This article was published on December 3, 2008

Will this man buy Yahoo? [Updated]

Will this man buy Yahoo? [Updated]
Zee
Story by

Zee

Former CEO of The Next Web. A fan of startups, entrepreneurship, getting things done faster, penning the occasional blog post, taking photos Former CEO of The Next Web. A fan of startups, entrepreneurship, getting things done faster, penning the occasional blog post, taking photos, designing, listening to good music and making lurrrve.

Jonathan Miller a veteran of the Internet business is looking to raise funds to purchase Yahoo reports Reuters.

Yes, you may laugh at the possibility that one man may find the funds to official purchase the company, however Miller is no average man. He was CEO of AOL for four years and a founding partner of the Velocity Interactive Group investment firm, if there’s anyone out that can do it – he can.

According to Jessica E. Vascellaro of the WSJ, “Mr. Miller has been talking to private equity investors and sovereign wealth funds for months in hopes of raising money for a Yahoo deal.”

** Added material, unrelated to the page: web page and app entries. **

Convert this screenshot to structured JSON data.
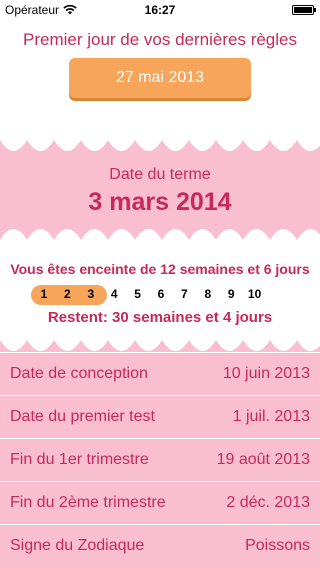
{
  "status_bar": {
    "carrier": "Opérateur",
    "time": "16:27"
  },
  "header": {
    "title": "Premier jour de vos dernières règles",
    "last_period_date": "27 mai 2013"
  },
  "due": {
    "label": "Date du terme",
    "date": "3 mars 2014"
  },
  "progress": {
    "pregnant_text": "Vous êtes enceinte de 12 semaines et 6 jours",
    "months": [
      "1",
      "2",
      "3",
      "4",
      "5",
      "6",
      "7",
      "8",
      "9",
      "10"
    ],
    "months_highlighted": 3,
    "remaining_text": "Restent: 30 semaines et 4 jours"
  },
  "details": [
    {
      "label": "Date de conception",
      "value": "10 juin 2013"
    },
    {
      "label": "Date du premier test",
      "value": "1 juil. 2013"
    },
    {
      "label": "Fin du 1er trimestre",
      "value": "19 août 2013"
    },
    {
      "label": "Fin du 2ème trimestre",
      "value": "2 déc. 2013"
    },
    {
      "label": "Signe du Zodiaque",
      "value": "Poissons"
    }
  ],
  "colors": {
    "accent_pink": "#c7295a",
    "band_pink": "#f9bfd0",
    "button_orange": "#f7a55a"
  }
}
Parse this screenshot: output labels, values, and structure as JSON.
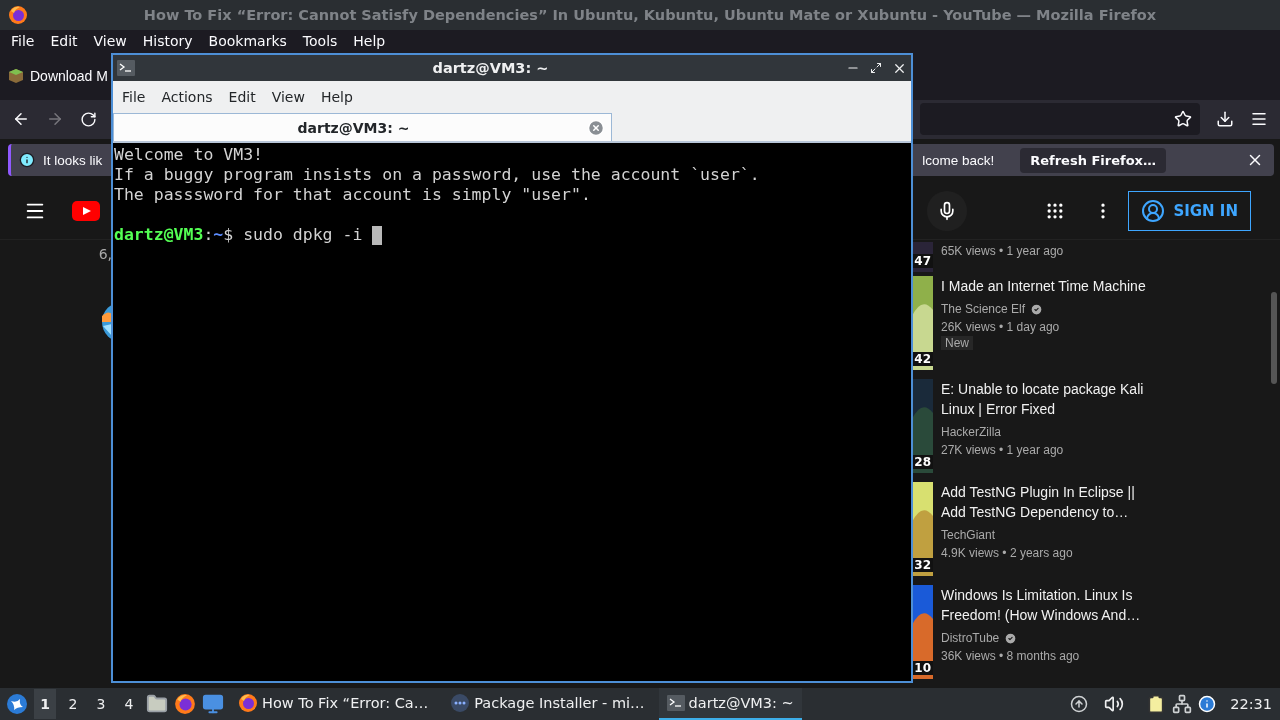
{
  "browser": {
    "title": "How To Fix “Error: Cannot Satisfy Dependencies” In Ubuntu, Kubuntu, Ubuntu Mate or Xubuntu - YouTube — Mozilla Firefox",
    "menu": [
      "File",
      "Edit",
      "View",
      "History",
      "Bookmarks",
      "Tools",
      "Help"
    ],
    "bookmark": "Download M",
    "notification": {
      "text_start": "It looks lik",
      "text_end": "lcome back!",
      "button": "Refresh Firefox…"
    }
  },
  "youtube": {
    "sign_in": "SIGN IN",
    "left_text": "6,",
    "partial_video": {
      "meta": "65K views • 1 year ago",
      "duration": "47"
    },
    "videos": [
      {
        "title": "I Made an Internet Time Machine",
        "channel": "The Science Elf",
        "verified": true,
        "meta": "26K views • 1 day ago",
        "badge": "New",
        "duration": "42"
      },
      {
        "title": "E: Unable to locate package Kali Linux | Error Fixed",
        "channel": "HackerZilla",
        "verified": false,
        "meta": "27K views • 1 year ago",
        "duration": "28"
      },
      {
        "title": "Add TestNG Plugin In Eclipse || Add TestNG Dependency to…",
        "channel": "TechGiant",
        "verified": false,
        "meta": "4.9K views • 2 years ago",
        "duration": "32"
      },
      {
        "title": "Windows Is Limitation. Linux Is Freedom! (How Windows And…",
        "channel": "DistroTube",
        "verified": true,
        "meta": "36K views • 8 months ago",
        "duration": "10"
      }
    ]
  },
  "terminal": {
    "title": "dartz@VM3: ~",
    "menu": [
      "File",
      "Actions",
      "Edit",
      "View",
      "Help"
    ],
    "tab": "dartz@VM3: ~",
    "lines": [
      "Welcome to VM3!",
      "If a buggy program insists on a password, use the account `user`.",
      "The passsword for that account is simply \"user\"."
    ],
    "prompt": {
      "user_host": "dartz@VM3",
      "separator": ":",
      "path": "~",
      "symbol": "$",
      "command": "sudo dpkg -i"
    }
  },
  "taskbar": {
    "workspaces": [
      {
        "label": "1",
        "selected": true
      },
      {
        "label": "2",
        "selected": false
      },
      {
        "label": "3",
        "selected": false
      },
      {
        "label": "4",
        "selected": false
      }
    ],
    "tasks": [
      {
        "kind": "firefox",
        "label": "How To Fix “Error: Ca…",
        "selected": false
      },
      {
        "kind": "installer",
        "label": "Package Installer - mi…",
        "selected": false
      },
      {
        "kind": "terminal",
        "label": "dartz@VM3: ~",
        "selected": true
      }
    ],
    "clock": "22:31"
  }
}
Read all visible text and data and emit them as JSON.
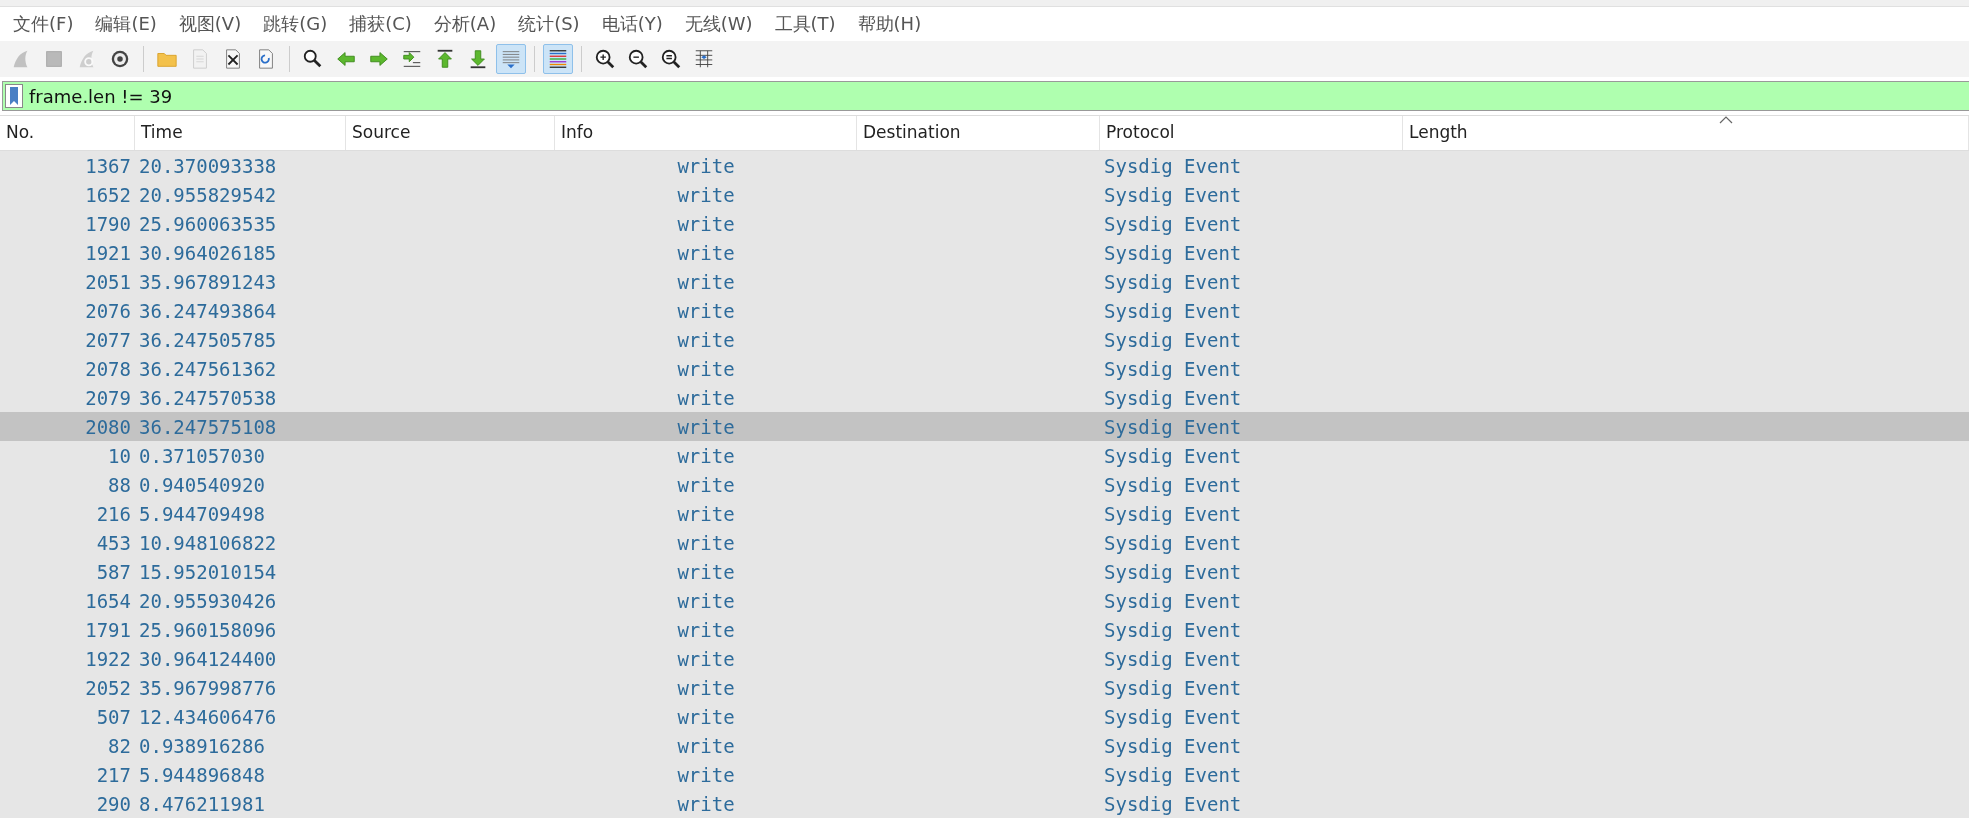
{
  "menu_bar": [
    {
      "label": "文件(F)"
    },
    {
      "label": "编辑(E)"
    },
    {
      "label": "视图(V)"
    },
    {
      "label": "跳转(G)"
    },
    {
      "label": "捕获(C)"
    },
    {
      "label": "分析(A)"
    },
    {
      "label": "统计(S)"
    },
    {
      "label": "电话(Y)"
    },
    {
      "label": "无线(W)"
    },
    {
      "label": "工具(T)"
    },
    {
      "label": "帮助(H)"
    }
  ],
  "toolbar": [
    {
      "kind": "fin",
      "disabled": true,
      "on": false
    },
    {
      "kind": "stop",
      "disabled": true,
      "on": false
    },
    {
      "kind": "restart",
      "disabled": true,
      "on": false
    },
    {
      "kind": "gear",
      "disabled": false,
      "on": false
    },
    {
      "kind": "separator"
    },
    {
      "kind": "folder",
      "disabled": false,
      "on": false
    },
    {
      "kind": "document",
      "disabled": true,
      "on": false
    },
    {
      "kind": "document-x",
      "disabled": false,
      "on": false
    },
    {
      "kind": "reload",
      "disabled": false,
      "on": false
    },
    {
      "kind": "separator"
    },
    {
      "kind": "search",
      "disabled": false,
      "on": false
    },
    {
      "kind": "left",
      "disabled": false,
      "on": false
    },
    {
      "kind": "right",
      "disabled": false,
      "on": false
    },
    {
      "kind": "jump",
      "disabled": false,
      "on": false
    },
    {
      "kind": "up",
      "disabled": false,
      "on": false
    },
    {
      "kind": "down",
      "disabled": false,
      "on": false
    },
    {
      "kind": "autoscroll",
      "disabled": false,
      "on": true
    },
    {
      "kind": "separator"
    },
    {
      "kind": "colorize",
      "disabled": false,
      "on": true
    },
    {
      "kind": "separator"
    },
    {
      "kind": "zoom-in",
      "disabled": false,
      "on": false
    },
    {
      "kind": "zoom-out",
      "disabled": false,
      "on": false
    },
    {
      "kind": "zoom-reset",
      "disabled": false,
      "on": false
    },
    {
      "kind": "columns",
      "disabled": false,
      "on": false
    }
  ],
  "display_filter": {
    "value": "frame.len != 39"
  },
  "table": {
    "columns": [
      {
        "label": "No.",
        "sorted": false
      },
      {
        "label": "Time",
        "sorted": false
      },
      {
        "label": "Source",
        "sorted": false
      },
      {
        "label": "Info",
        "sorted": false
      },
      {
        "label": "Destination",
        "sorted": false
      },
      {
        "label": "Protocol",
        "sorted": false
      },
      {
        "label": "Length",
        "sorted": true
      }
    ],
    "rows": [
      {
        "no": "1367",
        "time": "20.370093338",
        "info": "write",
        "protocol": "Sysdig Event",
        "selected": false
      },
      {
        "no": "1652",
        "time": "20.955829542",
        "info": "write",
        "protocol": "Sysdig Event",
        "selected": false
      },
      {
        "no": "1790",
        "time": "25.960063535",
        "info": "write",
        "protocol": "Sysdig Event",
        "selected": false
      },
      {
        "no": "1921",
        "time": "30.964026185",
        "info": "write",
        "protocol": "Sysdig Event",
        "selected": false
      },
      {
        "no": "2051",
        "time": "35.967891243",
        "info": "write",
        "protocol": "Sysdig Event",
        "selected": false
      },
      {
        "no": "2076",
        "time": "36.247493864",
        "info": "write",
        "protocol": "Sysdig Event",
        "selected": false
      },
      {
        "no": "2077",
        "time": "36.247505785",
        "info": "write",
        "protocol": "Sysdig Event",
        "selected": false
      },
      {
        "no": "2078",
        "time": "36.247561362",
        "info": "write",
        "protocol": "Sysdig Event",
        "selected": false
      },
      {
        "no": "2079",
        "time": "36.247570538",
        "info": "write",
        "protocol": "Sysdig Event",
        "selected": false
      },
      {
        "no": "2080",
        "time": "36.247575108",
        "info": "write",
        "protocol": "Sysdig Event",
        "selected": true
      },
      {
        "no": "10",
        "time": "0.371057030",
        "info": "write",
        "protocol": "Sysdig Event",
        "selected": false
      },
      {
        "no": "88",
        "time": "0.940540920",
        "info": "write",
        "protocol": "Sysdig Event",
        "selected": false
      },
      {
        "no": "216",
        "time": "5.944709498",
        "info": "write",
        "protocol": "Sysdig Event",
        "selected": false
      },
      {
        "no": "453",
        "time": "10.948106822",
        "info": "write",
        "protocol": "Sysdig Event",
        "selected": false
      },
      {
        "no": "587",
        "time": "15.952010154",
        "info": "write",
        "protocol": "Sysdig Event",
        "selected": false
      },
      {
        "no": "1654",
        "time": "20.955930426",
        "info": "write",
        "protocol": "Sysdig Event",
        "selected": false
      },
      {
        "no": "1791",
        "time": "25.960158096",
        "info": "write",
        "protocol": "Sysdig Event",
        "selected": false
      },
      {
        "no": "1922",
        "time": "30.964124400",
        "info": "write",
        "protocol": "Sysdig Event",
        "selected": false
      },
      {
        "no": "2052",
        "time": "35.967998776",
        "info": "write",
        "protocol": "Sysdig Event",
        "selected": false
      },
      {
        "no": "507",
        "time": "12.434606476",
        "info": "write",
        "protocol": "Sysdig Event",
        "selected": false
      },
      {
        "no": "82",
        "time": "0.938916286",
        "info": "write",
        "protocol": "Sysdig Event",
        "selected": false
      },
      {
        "no": "217",
        "time": "5.944896848",
        "info": "write",
        "protocol": "Sysdig Event",
        "selected": false
      },
      {
        "no": "290",
        "time": "8.476211981",
        "info": "write",
        "protocol": "Sysdig Event",
        "selected": false
      }
    ]
  }
}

In regards to how much Miller is looking to raise, Vascellaro elaborated “Mr. Miller believes he can do a deal that would be worth around $20 to $22 a share to Yahoo shareholders . . . which would involve raising about $28 billion to $30 billion to purchase the entire company.”

With Yahoo’s stock currently at 11.50, it values the company at approx $15.94 billion which would be pretty favorable to Yahoo shareholders and board members.

The big question is, is this true and will Miller find the money?

**Update**

Techcrunch have just posted that the story may be bogus stating

“Our sources say that while Miller and Levinsohn have been talking to Yahoo and Microsoft executives and shareholders for months about Yahoo’s future (and at different times both Miller and Levinsohn have been proposed as Yahoo board members), they have not had any serious discussions with private equity funds about raising capital to take over the company.”

With the Wall Street Journal initially posting the story, Reuters picking it up and the Times featuring the story this weekend – could big media have got it very wrong?

Image Credit Informitv.com